"""
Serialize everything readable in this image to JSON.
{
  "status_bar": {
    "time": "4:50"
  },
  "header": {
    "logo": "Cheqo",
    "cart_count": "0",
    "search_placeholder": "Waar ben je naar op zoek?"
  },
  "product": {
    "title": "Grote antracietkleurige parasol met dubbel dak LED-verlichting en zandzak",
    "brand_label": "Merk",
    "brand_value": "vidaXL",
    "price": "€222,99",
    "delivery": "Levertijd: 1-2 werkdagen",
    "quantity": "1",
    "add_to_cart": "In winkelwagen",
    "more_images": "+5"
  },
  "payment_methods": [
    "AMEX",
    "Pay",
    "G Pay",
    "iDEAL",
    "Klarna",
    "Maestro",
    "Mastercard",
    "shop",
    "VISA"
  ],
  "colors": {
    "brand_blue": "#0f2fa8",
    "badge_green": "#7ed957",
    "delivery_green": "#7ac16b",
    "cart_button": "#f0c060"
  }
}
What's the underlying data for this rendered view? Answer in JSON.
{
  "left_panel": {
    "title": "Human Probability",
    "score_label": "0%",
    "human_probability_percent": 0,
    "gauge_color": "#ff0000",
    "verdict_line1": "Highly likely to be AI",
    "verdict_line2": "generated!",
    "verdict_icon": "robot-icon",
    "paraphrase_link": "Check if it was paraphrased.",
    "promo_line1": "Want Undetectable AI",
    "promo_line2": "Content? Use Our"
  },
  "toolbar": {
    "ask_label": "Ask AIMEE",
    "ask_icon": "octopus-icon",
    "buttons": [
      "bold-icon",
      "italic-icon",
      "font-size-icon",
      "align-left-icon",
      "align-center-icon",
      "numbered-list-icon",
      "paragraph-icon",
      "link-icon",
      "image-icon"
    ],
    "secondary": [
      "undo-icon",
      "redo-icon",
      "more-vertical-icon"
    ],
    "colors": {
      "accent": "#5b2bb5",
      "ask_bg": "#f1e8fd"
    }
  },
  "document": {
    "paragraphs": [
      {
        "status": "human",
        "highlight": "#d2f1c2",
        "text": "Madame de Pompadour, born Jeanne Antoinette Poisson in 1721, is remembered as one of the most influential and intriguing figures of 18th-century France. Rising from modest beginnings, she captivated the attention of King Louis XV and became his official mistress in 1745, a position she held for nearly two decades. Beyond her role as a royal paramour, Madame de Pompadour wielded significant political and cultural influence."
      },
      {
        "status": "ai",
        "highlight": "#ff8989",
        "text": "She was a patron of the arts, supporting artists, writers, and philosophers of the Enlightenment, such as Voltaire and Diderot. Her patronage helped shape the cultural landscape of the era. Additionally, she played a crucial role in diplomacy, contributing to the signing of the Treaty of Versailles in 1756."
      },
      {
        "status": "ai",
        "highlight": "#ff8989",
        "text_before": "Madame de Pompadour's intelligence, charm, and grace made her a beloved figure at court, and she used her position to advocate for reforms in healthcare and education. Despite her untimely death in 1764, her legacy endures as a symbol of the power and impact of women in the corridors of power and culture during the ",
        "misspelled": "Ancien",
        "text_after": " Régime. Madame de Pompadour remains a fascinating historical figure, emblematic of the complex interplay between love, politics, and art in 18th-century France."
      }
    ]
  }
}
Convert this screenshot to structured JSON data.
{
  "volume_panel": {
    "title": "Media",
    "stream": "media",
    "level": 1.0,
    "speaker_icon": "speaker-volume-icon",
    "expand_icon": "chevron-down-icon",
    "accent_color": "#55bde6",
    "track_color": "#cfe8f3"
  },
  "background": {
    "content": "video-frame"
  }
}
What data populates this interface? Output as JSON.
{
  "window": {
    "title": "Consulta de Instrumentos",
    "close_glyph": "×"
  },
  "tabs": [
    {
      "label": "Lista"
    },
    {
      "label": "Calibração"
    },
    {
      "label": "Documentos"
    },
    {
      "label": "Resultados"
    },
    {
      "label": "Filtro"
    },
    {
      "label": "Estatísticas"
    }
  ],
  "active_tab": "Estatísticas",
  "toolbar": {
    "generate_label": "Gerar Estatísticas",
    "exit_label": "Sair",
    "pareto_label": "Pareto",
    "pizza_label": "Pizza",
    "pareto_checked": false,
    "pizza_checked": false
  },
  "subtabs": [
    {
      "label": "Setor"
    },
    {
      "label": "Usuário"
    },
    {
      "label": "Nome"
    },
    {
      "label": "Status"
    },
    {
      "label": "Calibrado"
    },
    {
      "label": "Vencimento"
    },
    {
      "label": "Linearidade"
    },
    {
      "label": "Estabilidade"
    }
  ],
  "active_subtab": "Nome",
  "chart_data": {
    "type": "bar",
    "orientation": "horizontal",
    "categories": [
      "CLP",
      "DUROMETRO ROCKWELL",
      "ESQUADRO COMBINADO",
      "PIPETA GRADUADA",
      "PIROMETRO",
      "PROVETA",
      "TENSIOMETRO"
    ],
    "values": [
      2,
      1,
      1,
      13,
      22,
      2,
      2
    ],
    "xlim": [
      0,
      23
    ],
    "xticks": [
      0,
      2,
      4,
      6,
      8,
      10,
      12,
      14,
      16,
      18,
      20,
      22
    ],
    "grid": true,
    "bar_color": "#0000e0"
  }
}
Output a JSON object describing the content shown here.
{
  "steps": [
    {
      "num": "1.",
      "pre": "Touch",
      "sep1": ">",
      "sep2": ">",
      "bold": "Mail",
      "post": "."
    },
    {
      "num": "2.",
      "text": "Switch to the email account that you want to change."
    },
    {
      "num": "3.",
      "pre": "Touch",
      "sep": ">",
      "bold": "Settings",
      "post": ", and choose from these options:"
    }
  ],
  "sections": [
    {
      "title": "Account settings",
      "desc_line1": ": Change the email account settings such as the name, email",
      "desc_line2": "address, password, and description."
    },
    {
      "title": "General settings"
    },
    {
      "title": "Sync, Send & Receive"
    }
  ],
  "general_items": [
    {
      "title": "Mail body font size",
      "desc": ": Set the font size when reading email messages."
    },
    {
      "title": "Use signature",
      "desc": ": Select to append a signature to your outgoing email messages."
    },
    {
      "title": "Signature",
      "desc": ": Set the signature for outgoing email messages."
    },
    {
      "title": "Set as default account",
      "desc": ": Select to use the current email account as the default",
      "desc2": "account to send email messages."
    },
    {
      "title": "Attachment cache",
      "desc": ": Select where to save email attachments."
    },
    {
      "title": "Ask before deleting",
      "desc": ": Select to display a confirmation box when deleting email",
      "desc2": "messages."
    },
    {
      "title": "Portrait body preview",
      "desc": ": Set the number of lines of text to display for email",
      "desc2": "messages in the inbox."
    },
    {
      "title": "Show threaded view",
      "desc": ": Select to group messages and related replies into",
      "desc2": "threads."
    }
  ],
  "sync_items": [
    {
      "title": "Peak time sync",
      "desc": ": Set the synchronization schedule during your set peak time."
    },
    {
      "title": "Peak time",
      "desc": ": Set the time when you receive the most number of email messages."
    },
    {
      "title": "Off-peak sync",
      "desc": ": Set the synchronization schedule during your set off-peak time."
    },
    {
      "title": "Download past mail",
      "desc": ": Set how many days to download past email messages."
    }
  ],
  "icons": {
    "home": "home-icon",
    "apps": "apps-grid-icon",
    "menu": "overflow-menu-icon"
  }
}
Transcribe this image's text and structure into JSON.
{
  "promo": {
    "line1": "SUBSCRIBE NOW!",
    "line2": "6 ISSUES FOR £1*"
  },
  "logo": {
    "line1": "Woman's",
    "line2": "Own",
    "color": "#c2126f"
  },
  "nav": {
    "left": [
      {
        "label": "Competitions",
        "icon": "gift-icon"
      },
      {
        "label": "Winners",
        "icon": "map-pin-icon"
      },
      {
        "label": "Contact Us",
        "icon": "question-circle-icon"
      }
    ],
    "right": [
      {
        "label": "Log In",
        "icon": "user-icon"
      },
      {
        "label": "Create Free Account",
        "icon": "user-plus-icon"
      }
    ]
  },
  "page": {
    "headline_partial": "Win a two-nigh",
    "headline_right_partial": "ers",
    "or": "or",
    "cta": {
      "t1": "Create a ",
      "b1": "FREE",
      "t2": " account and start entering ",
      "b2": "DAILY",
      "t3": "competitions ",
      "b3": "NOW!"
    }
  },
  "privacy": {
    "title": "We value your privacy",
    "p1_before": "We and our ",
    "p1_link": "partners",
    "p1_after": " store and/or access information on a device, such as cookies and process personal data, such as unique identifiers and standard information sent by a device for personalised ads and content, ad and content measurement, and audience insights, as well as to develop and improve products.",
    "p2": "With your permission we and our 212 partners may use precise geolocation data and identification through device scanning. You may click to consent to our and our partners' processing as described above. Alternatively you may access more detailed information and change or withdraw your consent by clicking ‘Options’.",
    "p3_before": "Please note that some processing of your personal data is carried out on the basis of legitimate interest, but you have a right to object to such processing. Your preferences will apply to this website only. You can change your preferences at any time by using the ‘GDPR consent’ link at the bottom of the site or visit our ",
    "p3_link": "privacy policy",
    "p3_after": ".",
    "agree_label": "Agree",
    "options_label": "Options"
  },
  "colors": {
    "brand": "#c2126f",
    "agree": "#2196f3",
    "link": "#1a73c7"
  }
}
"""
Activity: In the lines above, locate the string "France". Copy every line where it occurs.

Solution:
        "text": "Madame de Pompadour, born Jeanne Antoinette Poisson in 1721, is remembered as one of the most influential and intriguing figures of 18th-century France. Rising from modest beginnings, she captivated the attention of King Louis XV and became his official mistress in 1745, a position she held for nearly two decades. Beyond her role as a royal paramour, Madame de Pompadour wielded significant political and cultural influence."
        "text_after": " Régime. Madame de Pompadour remains a fascinating historical figure, emblematic of the complex interplay between love, politics, and art in 18th-century France."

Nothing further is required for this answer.